Low voter turnout isn’t a new problem, but that doesn’t make it any less of a problem. That’s not to say people should go out and vote blindly, but voter input is the very basis of our government system: people need to study the issues and decide which politician represents their views the best.
After an election, it seems everyone has an opinion, and that is good. But expressing those opinions via a vote is even better. Informed voters are the best way to prevent elections from simply being a popularity contest.
Through the ages, that has been one of the worst features of elections, both historical and modern. Often, the person who gets elected is not the most foresighted politician or the one with the best ideas, but simply the one who convinces the most people that he/she is the most likeable.
According to an Elections Canada report on election participation, “The lodestones of discontent are politicians and the government.
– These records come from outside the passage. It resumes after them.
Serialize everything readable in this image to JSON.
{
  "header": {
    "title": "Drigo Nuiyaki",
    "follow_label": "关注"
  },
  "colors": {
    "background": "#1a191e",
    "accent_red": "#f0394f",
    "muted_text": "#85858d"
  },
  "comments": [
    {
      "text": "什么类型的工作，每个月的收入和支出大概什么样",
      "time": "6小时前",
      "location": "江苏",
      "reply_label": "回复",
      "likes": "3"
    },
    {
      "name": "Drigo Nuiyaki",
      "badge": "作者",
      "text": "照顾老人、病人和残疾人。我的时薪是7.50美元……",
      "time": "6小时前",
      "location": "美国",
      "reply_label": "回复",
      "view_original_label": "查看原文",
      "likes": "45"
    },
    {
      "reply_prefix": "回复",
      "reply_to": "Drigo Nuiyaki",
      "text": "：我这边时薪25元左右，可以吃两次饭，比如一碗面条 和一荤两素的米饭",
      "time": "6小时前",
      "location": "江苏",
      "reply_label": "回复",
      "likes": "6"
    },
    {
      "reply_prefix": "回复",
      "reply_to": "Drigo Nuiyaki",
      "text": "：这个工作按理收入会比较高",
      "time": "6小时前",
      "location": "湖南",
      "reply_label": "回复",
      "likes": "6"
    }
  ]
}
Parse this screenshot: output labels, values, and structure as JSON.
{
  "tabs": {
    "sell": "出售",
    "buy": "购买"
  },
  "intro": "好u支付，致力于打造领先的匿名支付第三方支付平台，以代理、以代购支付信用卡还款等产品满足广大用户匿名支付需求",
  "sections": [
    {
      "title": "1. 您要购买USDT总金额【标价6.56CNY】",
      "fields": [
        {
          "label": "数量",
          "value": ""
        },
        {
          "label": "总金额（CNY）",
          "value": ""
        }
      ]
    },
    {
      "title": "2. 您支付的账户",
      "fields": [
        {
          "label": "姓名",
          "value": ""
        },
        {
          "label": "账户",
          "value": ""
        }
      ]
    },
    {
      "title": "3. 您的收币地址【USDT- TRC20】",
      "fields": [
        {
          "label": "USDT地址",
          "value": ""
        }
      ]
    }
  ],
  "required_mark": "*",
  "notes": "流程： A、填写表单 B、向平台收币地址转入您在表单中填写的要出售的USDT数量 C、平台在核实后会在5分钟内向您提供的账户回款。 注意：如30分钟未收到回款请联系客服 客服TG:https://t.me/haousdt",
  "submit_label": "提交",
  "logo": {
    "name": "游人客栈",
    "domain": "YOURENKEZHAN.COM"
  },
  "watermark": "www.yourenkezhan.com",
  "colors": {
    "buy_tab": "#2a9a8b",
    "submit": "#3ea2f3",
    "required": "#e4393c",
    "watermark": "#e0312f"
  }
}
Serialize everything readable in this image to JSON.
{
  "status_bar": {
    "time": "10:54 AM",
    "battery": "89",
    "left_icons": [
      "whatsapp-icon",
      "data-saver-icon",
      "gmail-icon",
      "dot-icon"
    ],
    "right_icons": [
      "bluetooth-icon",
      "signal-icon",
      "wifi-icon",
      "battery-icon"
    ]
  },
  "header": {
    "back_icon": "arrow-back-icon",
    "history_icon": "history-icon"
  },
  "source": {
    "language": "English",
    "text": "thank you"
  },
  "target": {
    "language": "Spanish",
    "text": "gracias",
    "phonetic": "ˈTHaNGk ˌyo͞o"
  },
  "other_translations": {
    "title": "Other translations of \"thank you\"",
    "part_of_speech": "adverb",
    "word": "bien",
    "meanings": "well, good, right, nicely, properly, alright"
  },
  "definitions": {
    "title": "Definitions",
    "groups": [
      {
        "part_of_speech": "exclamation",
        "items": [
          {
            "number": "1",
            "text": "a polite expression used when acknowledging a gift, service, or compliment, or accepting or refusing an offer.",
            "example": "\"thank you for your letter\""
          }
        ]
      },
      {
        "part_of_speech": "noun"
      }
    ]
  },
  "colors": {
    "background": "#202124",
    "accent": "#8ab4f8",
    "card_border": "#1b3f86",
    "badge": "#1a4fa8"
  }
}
There is a widespread perception that politicians are untrustworthy, selfish, unaccountable, lack credibility, are not true to their word, etc.”
That’s a massive perception do overcome, especially since entertainment media likes to reinforce it. The truth is, most politicians, especially at the local level, are good people, dedicated to a vision, whether that is just trying to provide good governance or a more specific cause.
People don’t get into local government to make money, at least not in smaller communities. There just isn’t that much money in it.
So, do your best to put your preconceptions aside and between now and Oct. 15, take the time to investigate issues and the people that are running for office in your community. Then take what you have learned and get out and vote.